When you get tired enough of 
virtue and its misguided constraints,

the goodness that rides each 
molecule in the body 
It sees its friends pulsating
and everyone burns more bright.

When you get tired enough of 
virtue and its ego building mandate,

give it up and breathe.
Put down your striving.
Put it down somewhere outside the house.
(You can pick it back up later.)

When you get tired enough of 
virtue’s gun to your trying hard head, 
when you’re really serious about this, 
and you’ve had it, and you’ve put the thing down, 
outside the house, way over by the fence —

the interior channels open, and never before 
have your lungs felt so robust, clear, flexible, alive. 
Along the 82,000 nadis, the railways of the mind,
the interstates of the soul, there is cargo
being picked up and delivered, 
crates of laughter up to the brain, pipelines 
of forgiveness down to the heart, shipments 
of good natured mischief bumping along
leisure-ridden armroads to the hand terminals, 
and of course,
giftwrapped boxes of afternoon naps
scented with fresh mown summer grass.
A Pat Metheny lullaby slides into the ear 
canal, tender and wild with quiet,
 as you lift your giftnap out of the box
and try it on for size.

When you get tired enough of virtue,
It’s a sign that you’re ready to stop 
holding your best self hostage.

Let it go
and nobody gets hurt.

I’m a patron of Ninja Writers and this is part of the Medium Post-a-Day Challenge of blogging for 100 days. (This is Day 57.) If you enjoyed this, please let me know.
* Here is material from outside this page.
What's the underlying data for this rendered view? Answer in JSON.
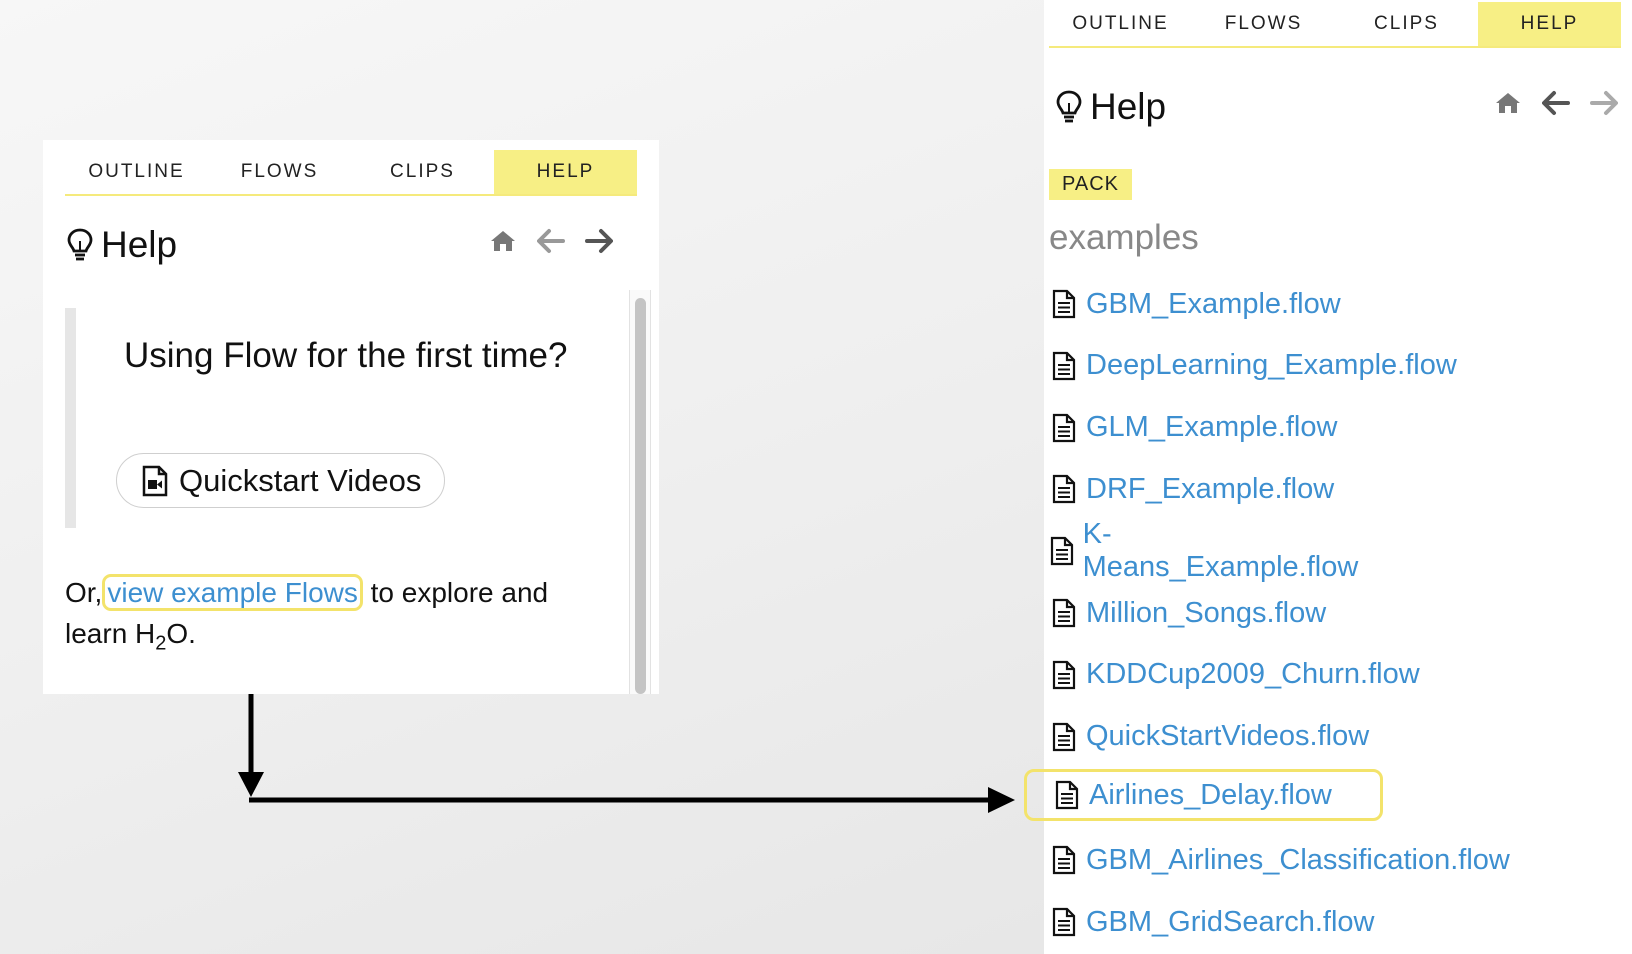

Comment, or click on the clapping hands at left and give it some love, or share or follow me. And thank you so much for reading.